As I was thinking about this meal, I thought I’d try to get things started in the slow cooker at about 6 am so I’d have the meat ready well before my 6 pm dinner deadline.
The day didn’t start as planned. Oddly for me, I slept in and didn’t start the preparation until about 6.30 am.
Last night, I went for a walk and foraged (stole or acquired) a large amount of rosemary from a few bushes on the footpath outside a local hotel.
I browned the fat and muscle meat in a large frying pan over high heat to prepare the lamb.
I added all the rosemary in the slow cooker after I scrunched it up and rubbed it vigorously in my hands to break down the leaves a little to release the natural oils. I also cut a knob of garlic in half, sliced one white onion and put it into the cooking vessel.
Add about ¼ cup of dry oregano leaves and a cup of stock.
I then put the lamb into the slow cooker and discovered it was slightly too big. I had to get a knife and cut away some muscle bundles to get the lid to seal correctly.
After ten hours, I opened the slow cooker and removed the shoulder. The fat and muscle meat were coming away from the bones, making the transfer to a tray in one piece difficult. The meat’s tenderness wasn’t a problem because I wanted to pull the muscle bundles off than carve away large cuts from the bone.
Most of the lamb meat is now in an airtight container and refrigerated. Lamb will be a feature of lunches and dinners this week.
If you’re wondering what I did with the cooking juices, well wonder no more. I filtered out the rosemary, garlic, and onion and used the liquid to make a gravy.
I made a roux with a little flour and butter in a saucier pan and cooked it for about 3 minutes. I added the meat juices and cooking liquid and stirred it until a gravy consistency developed.
To accompany tonight’s lamb shoulder roast, I roasted a wedge of Kent pumpkin as well as some broccolini.
I coated the pumpkin with black peppercorns, iodised salt crystals, hot chilli flakes and refined white sugar which I ground in a mortar with a pestle. I like adding a little sugar to help with the caramelisation of the pumpkin.

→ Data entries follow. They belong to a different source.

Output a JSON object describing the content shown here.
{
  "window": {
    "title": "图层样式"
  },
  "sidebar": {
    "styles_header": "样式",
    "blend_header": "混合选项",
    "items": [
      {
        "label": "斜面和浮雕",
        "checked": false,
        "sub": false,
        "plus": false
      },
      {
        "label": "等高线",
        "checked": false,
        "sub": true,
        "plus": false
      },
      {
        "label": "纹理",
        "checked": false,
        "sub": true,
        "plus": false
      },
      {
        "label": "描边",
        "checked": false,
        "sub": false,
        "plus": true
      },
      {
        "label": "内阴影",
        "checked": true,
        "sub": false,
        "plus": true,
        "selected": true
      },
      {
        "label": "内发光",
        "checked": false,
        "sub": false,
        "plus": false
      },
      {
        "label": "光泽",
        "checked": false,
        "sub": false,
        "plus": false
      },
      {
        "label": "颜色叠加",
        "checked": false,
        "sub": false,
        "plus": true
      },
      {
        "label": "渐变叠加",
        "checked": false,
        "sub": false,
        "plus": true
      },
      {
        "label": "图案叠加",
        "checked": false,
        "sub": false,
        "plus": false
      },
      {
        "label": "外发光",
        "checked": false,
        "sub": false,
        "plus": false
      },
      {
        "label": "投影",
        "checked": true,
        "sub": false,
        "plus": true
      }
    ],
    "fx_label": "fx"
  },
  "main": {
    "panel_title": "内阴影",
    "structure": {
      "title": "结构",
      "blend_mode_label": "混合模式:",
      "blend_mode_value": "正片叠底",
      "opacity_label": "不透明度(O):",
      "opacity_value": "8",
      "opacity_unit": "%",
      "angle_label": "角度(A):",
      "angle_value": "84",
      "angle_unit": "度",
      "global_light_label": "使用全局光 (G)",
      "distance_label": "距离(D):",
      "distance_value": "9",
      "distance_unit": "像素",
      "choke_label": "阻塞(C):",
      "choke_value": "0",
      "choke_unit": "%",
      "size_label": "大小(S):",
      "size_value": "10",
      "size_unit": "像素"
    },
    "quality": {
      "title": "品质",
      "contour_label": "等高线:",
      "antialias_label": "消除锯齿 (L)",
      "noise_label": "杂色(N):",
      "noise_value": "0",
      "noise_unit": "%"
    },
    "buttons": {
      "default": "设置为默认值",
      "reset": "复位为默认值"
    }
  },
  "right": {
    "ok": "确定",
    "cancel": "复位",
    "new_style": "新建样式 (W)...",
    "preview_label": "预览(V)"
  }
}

I cooked the pumpkin in an oven at 180 °C for about 45 minutes.
I gently rubbed the broccolini with some olive oil and cooked it with the pumpkin for the 20 minutes of the cooking period.
MH and another workmate, viz., AP, gave me a cultured butter gift on Thursday. I see lamb and gravy rolls on buttered bread being a thing next week.
I cheated by buying lamb that was already minced (ground for North American readers) and microwave potato mash.
1 tablespoon olive oil
1 brown onion, diced
1 carrot, diced
500 g lamb, minced (80% lean 20% fat)
210 g Mutti tinned tomatoes
2 tablespoons Worcestershire Sauce
1 cup beef stock
1 packet potato mash (I used Bird’s Eye)
1 cup provolone, finely grated
Prepare the vegetables.
Sautée the onion and carrot and then add the lamb.
When the lamb is brown add in the stock, Worcestershire sauce and tomatoes.
Mix and cook until it has thickened sufficiently to hold its own.
If this is taking too long and if you feel you’ll be dead and buried before it thickens, add in a few teaspoons of corn flour to thicken the sauce.
Turn on the oven to 180 °C.
Put the cooked mince into a baking tray.
Mix the cheese into the potato mash which has been cooked using microwave radiation.
Pray there is enough potato mash to cover the lamb. If there isn’t make sure the centre is covered and use cheese for the edges.
Spread the cheesy mash over the cooked lamb.
Put the tray into a hot oven for 20 minutes or until the cheesy potato mash is golden brown.
Allow the shepherds pie to rest for at least five minutes so it doesn’t wobble if you shake the tray. You need to make sure when you take a large serving spoon and penetrate the crust of that cheesy potato mash that it cuts through cleanly and you get a firm portion of cooked mince with cheesy potato mash on top.
If you don’t like lamb
If you don’t like lamb, use minced (ground) beef and it’s a cottage pie.
Don’t hate on people who don’t like lamb. Not everyone likes it. I like it and whenever someone says they don’t like something I like rather than make fun of them, I usually say thanks, that means more for me 😊
Be kind everyone. We’re in 2021 now and we need to be kind to everyone.